No effort will be spared to help quake victims move into permanent housing as soon as possible, Qiang said.
The magnitude 7.1 tremor that struck the Yushu Tibetan Autonomous Prefecture on April 14 killed 2,220 people, the Qinghai provincial government said.
More than 15,000 homes in Gyegu, or 85 percent of all homes, were made mostly of mud-wood structures and were flattened in the disaster, data shows.
Qiang said the new permanent homes would be made of concrete.
During the transition period to permanent housing, thicker, cotton-padded tents will be provided for victims staying in temporary shelters, Qiang said.
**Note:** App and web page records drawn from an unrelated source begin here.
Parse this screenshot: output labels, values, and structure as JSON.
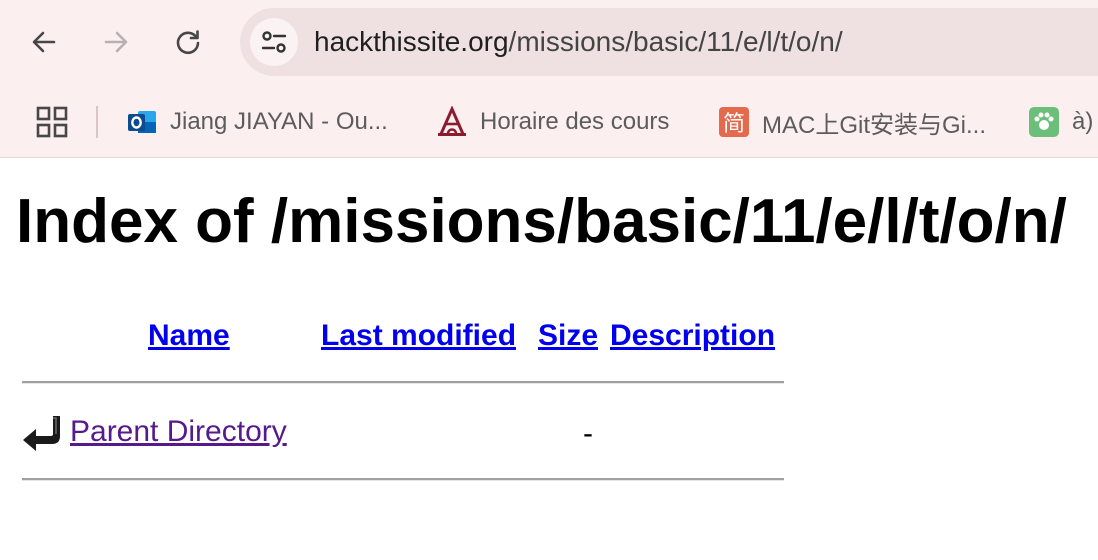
{
  "browser": {
    "url_host": "hackthissite.org",
    "url_path": "/missions/basic/11/e/l/t/o/n/",
    "bookmarks": [
      {
        "label": "Jiang JIAYAN - Ou...",
        "icon": "outlook-icon"
      },
      {
        "label": "Horaire des cours",
        "icon": "university-logo-icon"
      },
      {
        "label": "MAC上Git安装与Gi...",
        "icon": "jianshu-icon",
        "icon_text": "简"
      },
      {
        "label": "à)",
        "icon": "green-app-icon"
      }
    ]
  },
  "page": {
    "title": "Index of /missions/basic/11/e/l/t/o/n/",
    "columns": {
      "name": "Name",
      "last_modified": "Last modified",
      "size": "Size",
      "description": "Description"
    },
    "rows": [
      {
        "name": "Parent Directory",
        "last_modified": "",
        "size": "-",
        "description": "",
        "icon": "back-arrow-icon"
      }
    ]
  },
  "colors": {
    "chrome_bg": "#fcefef",
    "omnibox_bg": "#efe1e2",
    "link": "#0000ee",
    "visited_link": "#551a8b"
  }
}
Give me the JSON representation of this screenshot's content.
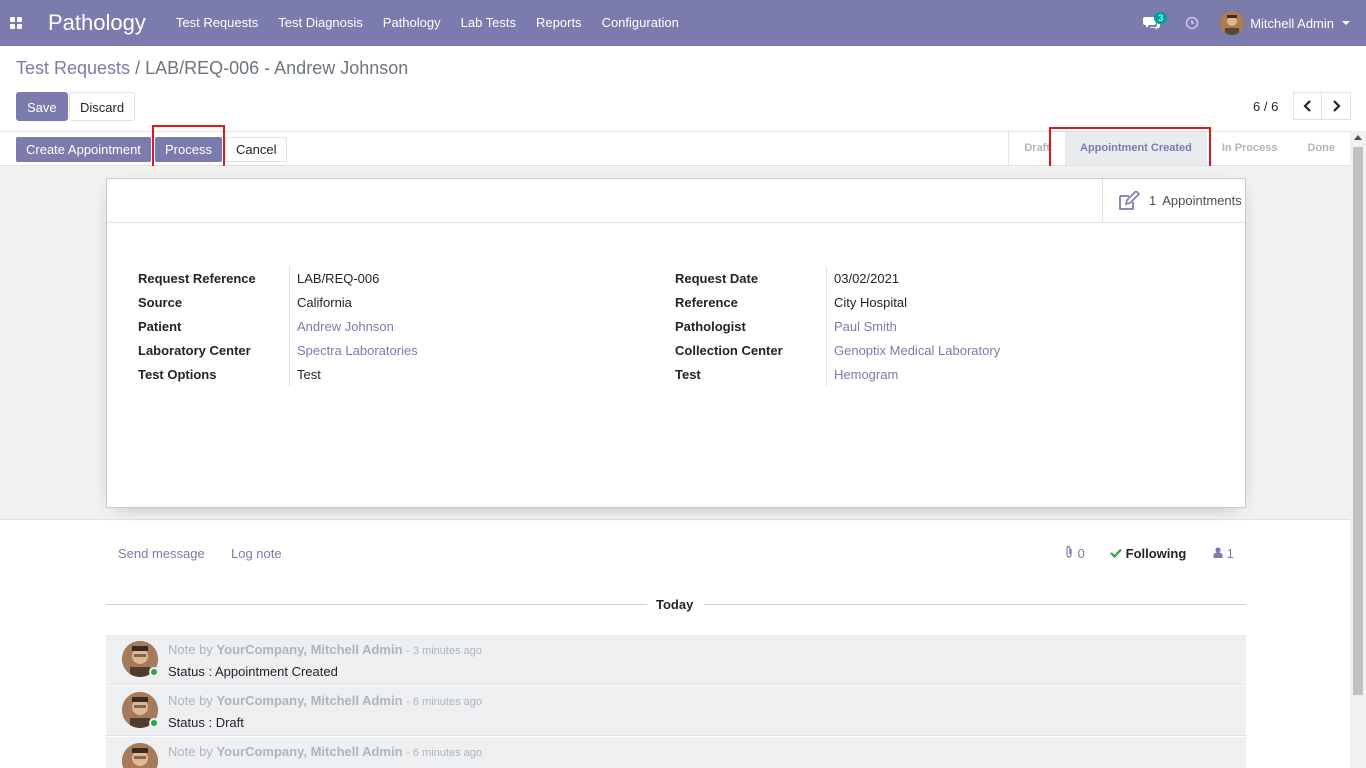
{
  "navbar": {
    "brand": "Pathology",
    "menu": [
      "Test Requests",
      "Test Diagnosis",
      "Pathology",
      "Lab Tests",
      "Reports",
      "Configuration"
    ],
    "chat_badge": "3",
    "user_name": "Mitchell Admin"
  },
  "breadcrumb": {
    "parent": "Test Requests",
    "separator": "/",
    "current": "LAB/REQ-006 - Andrew Johnson"
  },
  "actions": {
    "save": "Save",
    "discard": "Discard"
  },
  "pager": {
    "value": "6 / 6"
  },
  "statusbar": {
    "buttons": {
      "create": "Create Appointment",
      "process": "Process",
      "cancel": "Cancel"
    },
    "stages": [
      "Draft",
      "Appointment Created",
      "In Process",
      "Done"
    ],
    "active_stage": "Appointment Created"
  },
  "smart_button": {
    "count": "1",
    "label": "Appointments"
  },
  "fields_left": [
    {
      "label": "Request Reference",
      "value": "LAB/REQ-006",
      "link": false
    },
    {
      "label": "Source",
      "value": "California",
      "link": false
    },
    {
      "label": "Patient",
      "value": "Andrew Johnson",
      "link": true
    },
    {
      "label": "Laboratory Center",
      "value": "Spectra Laboratories",
      "link": true
    },
    {
      "label": "Test Options",
      "value": "Test",
      "link": false
    }
  ],
  "fields_right": [
    {
      "label": "Request Date",
      "value": "03/02/2021",
      "link": false
    },
    {
      "label": "Reference",
      "value": "City Hospital",
      "link": false
    },
    {
      "label": "Pathologist",
      "value": "Paul Smith",
      "link": true
    },
    {
      "label": "Collection Center",
      "value": "Genoptix Medical Laboratory",
      "link": true
    },
    {
      "label": "Test",
      "value": "Hemogram",
      "link": true
    }
  ],
  "chatter": {
    "send_message": "Send message",
    "log_note": "Log note",
    "attachments": "0",
    "following": "Following",
    "followers": "1",
    "today": "Today",
    "messages": [
      {
        "prefix": "Note by",
        "author": "YourCompany, Mitchell Admin",
        "time": "- 3 minutes ago",
        "body": "Status : Appointment Created"
      },
      {
        "prefix": "Note by",
        "author": "YourCompany, Mitchell Admin",
        "time": "- 6 minutes ago",
        "body": "Status : Draft"
      },
      {
        "prefix": "Note by",
        "author": "YourCompany, Mitchell Admin",
        "time": "- 6 minutes ago",
        "body": ""
      }
    ]
  },
  "colors": {
    "brand": "#7c7bad",
    "highlight": "#e4161c",
    "online": "#28a745",
    "badge": "#00a09d"
  }
}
"In the countryside, where the temperature difference between day and night is large and cold winter weather lasts longer, the warmth of cotton-padded tents will be more practical than houses made of board," he said.
The location of new homes will take into consideration highways far from areas prone to geological disaster and sites convenient for quake reconstruction, as well as future infrastructure projects, Qiang said.
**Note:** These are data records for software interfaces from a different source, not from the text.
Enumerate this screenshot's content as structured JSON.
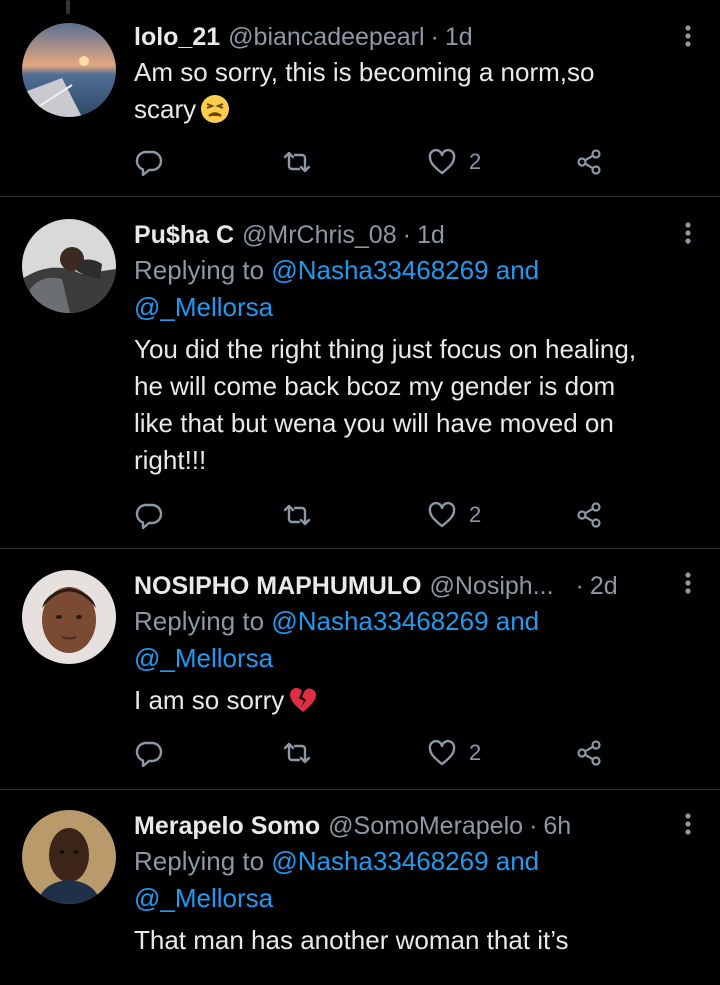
{
  "tweets": [
    {
      "name": "lolo_21",
      "handle": "@biancadeepearl",
      "time": "1d",
      "text_lines": [
        "Am so sorry, this is becoming a norm,so",
        "scary"
      ],
      "emoji": "tired-face-emoji",
      "likes": "2"
    },
    {
      "name": "Pu$ha C",
      "handle": "@MrChris_08",
      "time": "1d",
      "replying_prefix": "Replying to",
      "replying_to": "@Nasha33468269 and",
      "replying_to_2": "@_Mellorsa",
      "text_lines": [
        "You did the right thing just focus on healing,",
        "he will come back bcoz my gender is dom",
        "like that but wena you will have moved on",
        "right!!!"
      ],
      "likes": "2"
    },
    {
      "name": "NOSIPHO MAPHUMULO",
      "handle": "@Nosiph...",
      "time": "2d",
      "replying_prefix": "Replying to",
      "replying_to": "@Nasha33468269 and",
      "replying_to_2": "@_Mellorsa",
      "text_lines": [
        "I am so sorry"
      ],
      "emoji": "broken-heart-emoji",
      "likes": "2"
    },
    {
      "name": "Merapelo Somo",
      "handle": "@SomoMerapelo",
      "time": "6h",
      "replying_prefix": "Replying to",
      "replying_to": "@Nasha33468269 and",
      "replying_to_2": "@_Mellorsa",
      "text_lines": [
        "That man has another woman that it’s"
      ]
    }
  ],
  "colors": {
    "background": "#000000",
    "text": "#e7e9ea",
    "secondary": "#8b98a5",
    "mention": "#1d9bf0",
    "divider": "#2f3336"
  },
  "icons": [
    "reply-icon",
    "retweet-icon",
    "like-icon",
    "share-icon",
    "more-icon"
  ]
}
Temporary settlements will be equipped with schools, medical facilities, daily necessities, fire-prevention, sanitation and waste collection equipment to ensure quake victims are safe and comfortable.
Military and local hospitals are assisting the injured and carrying out disinfection work, Qiang said.
At the same time, more than 1,000 students have been transferred to the provincial capital and other provincial regions to continue their studies. Construction of temporary classrooms is also underway.
Five billion yuan (US$732 million) of materials and funds have been donated to Qinghai from home and abroad. Ensuring relief supplies are distributed to victims in a rational and effective way will be paramount, said Geng Yang, director of the provincial department of civil affairs.
The quake-hit area has been divided into 19 distribution areas, with one division leader and one county-level leader organizing and supervising the distribution of the relief supplies, he said.
"A total of 1,500 armed police officers are also deployed in the 19 distribution areas to maintain order as well as help load and unload relief materials for the victims," he said.
Qiang said protecting the environment will be given priority in the reconstruction of Yushu.
Yushu is the fountainhead for China's three major rivers -- the Yangtze River, the Yellow River and the Lancangjiang River. It has the reputation of being the "Chinese water tower" and is playing an extremely important role in environmental and ecological protection, Qiang said.
"Protecting the green hills, clear waters, plants and trees here has always been our important responsibility to the whole nation," he said.
By May 15, the expert team will determine the total population capacity of Yushu as well as point out suitable reconstruction sites.
Construction will be carried out through a detailed evaluation of soil and water resources, the ecosystem, natural disasters and economic development.
"Centralized drinking water sources, water quality, the surrounding environment and water supply stability with 16,000 to 20,000 cubic meters of supply a day, will be the standards for selecting drinking water sources," said Wang Yong, vice-head of the Yushu Tibetan autonomous prefecture.
(China Daily April 30, 2010)